It was Saturday, the 18th of May, and I was sitting at my computer at work as usual. Going through my daily motions, very mundane. I clicked on twitter and saw a feed of a recent death of a fellow New Yorker the previous evening in the West Village of the city. The article mentioned that it occurred across the street from the Gray’s Papaya sometime late Friday evening. What first came to shock me was that my friend and I were at that same exact Papaya on the same night throwing shade at people. I believe that this only natural, for one person to internalize that pain. “Oh, I was just there.” “I drive down Kent Street everyday” “I always turn that machine off before work.” We’re very much in a society of me - I need to try and fix that. After a few seconds of me, the shock hit me that a man had just been killed.
The emotions just flooded in what I had just read. A homosexual male was murdered the previous night in the west village for allegedly being gay. Of all places, the west village. The west village has been a place for more than 40 years where LGBT people have been able to safely call home. Although we are open and free in the city, it is almost an inner wall - a place of even more peace and tranquility for us. A place in which we can feel free to be 100% us. It is very cliche to say that ‘I cannot believe this happened here..’ as that is the first thing you always hear come out of the person being interviewed on the local TV network, but, it is true. It is so hard to fathom, even now.
In the twitter mention, it said that there was going to be a candle light vigil the very same night at the corner of west 8th and 6th avenue where Mark Carson was fatally shot. I decided in that instance that I was going to go down there and show my support. I immediately took to social media outlets to alert my fellow friends of what was going on as I wasn’t hearing about this anywhere else except for small media outlets - it wasn’t getting covered.
After work I made my way down there and was met by a small crowd, maybe 30-40 people, it was just before midnight - the vigil was to begin at midnight. I got my camera out and began to photograph what I was seeing the best that I could. I really wasn’t able to get any good angles, after moving around the crowd a bit, I just took to one corner of the building. Soon more people began to arrive and there was becoming a presence. People were lighting candles and standing in solidarity. It was extremely somber and just didn’t feel right to have a camera in peoples face. I just leaned on the wall to take it all in. Somewhere after midnight a gentleman, Adam Feldman, took to a stand and began to speak; my camera raised. He stood up on a box and proclaimed no relation to Mark Carson but that our being there was important in support. After speaking for a few minutes he opened the floor to anyone who wanted to speak. What followed was so much words of grief, anger, and empathy that it went from shouting to tears with every honk of a passing taxi.
To say that I was a witness to something inspiring would be an understatement, it was truly powerful. It reminded me how powerful one single voice can be and when we all come together - a revolution. The energy, and the crowd, were overflowing by about 1a and I knew something was going to happen. There was this energy, just short of, marching and shouting down the street four our rights as humans. In closing, Feldman, mentioned of a march and rally coming May 20th at 5:30PM at the LGBT center in the village. Today as I checked social media, I noticed a much more vocal audience for Mark Carson and I feel that tomorrow there could be thousands of us standing in solidarity, not hundreds. I strongly encourage anyone in the metro area to attend and show your support for Mark Carson, those that have come before, and those that are scared to come out.
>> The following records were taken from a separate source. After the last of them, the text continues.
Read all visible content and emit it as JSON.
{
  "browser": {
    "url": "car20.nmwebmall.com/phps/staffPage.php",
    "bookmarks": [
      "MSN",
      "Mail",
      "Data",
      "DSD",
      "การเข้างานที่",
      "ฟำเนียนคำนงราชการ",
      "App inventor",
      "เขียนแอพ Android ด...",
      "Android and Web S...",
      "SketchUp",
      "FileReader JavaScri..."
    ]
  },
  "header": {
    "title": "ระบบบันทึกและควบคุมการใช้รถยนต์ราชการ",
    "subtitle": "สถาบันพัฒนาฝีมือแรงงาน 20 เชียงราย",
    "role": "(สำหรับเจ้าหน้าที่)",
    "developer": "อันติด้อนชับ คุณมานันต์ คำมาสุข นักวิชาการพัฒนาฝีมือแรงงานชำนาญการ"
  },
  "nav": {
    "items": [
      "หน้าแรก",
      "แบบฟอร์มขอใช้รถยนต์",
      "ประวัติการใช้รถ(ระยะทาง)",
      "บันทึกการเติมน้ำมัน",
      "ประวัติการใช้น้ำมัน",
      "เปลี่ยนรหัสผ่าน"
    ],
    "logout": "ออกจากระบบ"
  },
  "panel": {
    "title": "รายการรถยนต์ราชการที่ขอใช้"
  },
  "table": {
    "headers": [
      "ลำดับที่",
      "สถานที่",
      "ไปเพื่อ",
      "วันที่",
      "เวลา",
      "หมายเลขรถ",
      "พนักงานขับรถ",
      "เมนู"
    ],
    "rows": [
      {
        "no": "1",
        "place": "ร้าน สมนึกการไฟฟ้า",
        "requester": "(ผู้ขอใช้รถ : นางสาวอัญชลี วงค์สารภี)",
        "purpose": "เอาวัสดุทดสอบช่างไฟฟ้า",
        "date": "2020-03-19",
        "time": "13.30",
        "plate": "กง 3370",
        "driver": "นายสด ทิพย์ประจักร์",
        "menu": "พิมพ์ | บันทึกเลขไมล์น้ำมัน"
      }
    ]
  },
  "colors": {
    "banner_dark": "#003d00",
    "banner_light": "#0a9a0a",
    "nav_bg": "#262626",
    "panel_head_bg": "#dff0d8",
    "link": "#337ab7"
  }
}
Last night reminded me very much of a video I came across about two years featuring the Rev. Al Sharpton speaking at the funeral of Mrs. Rosa Parks. There are so many incredible parts to this video and I hope you have watched it in the entirety. Basically, I want to echo that we do indeed have so much more now than we did 5, 10, 60 years ago but we’re doing so much less with what we have. We all know hundreds of people through social media and other outlets and have many other tools at our disposal, yet we are silent. We need to sand up together and in the face of violence say no more will we be a witness to such hate and ignorance and go about our day as if nothing had happened. The blood of one stains the blood of all. I really wish I had an ear to one of the organizers tomorrow as I am afraid that the rally tomorrow will just be that, a rally tomorrow and not a movement. I really hope that we can come together and use this energy and momentum in a positive way tomorrow and on. What a powerful statement would it be if thousands of us would symbolically lay down in the street with Mark Carson tomorrow - do you think they could walk over us as they do walk around us as we stand? Do you believe they could not notice us, our numbers if we stopped their very movement - their thoughts. Think of the attention we could bring to the cause beyond the West Village, but to Paris, Algiers, Santiago, and around the world. They would have to notice us!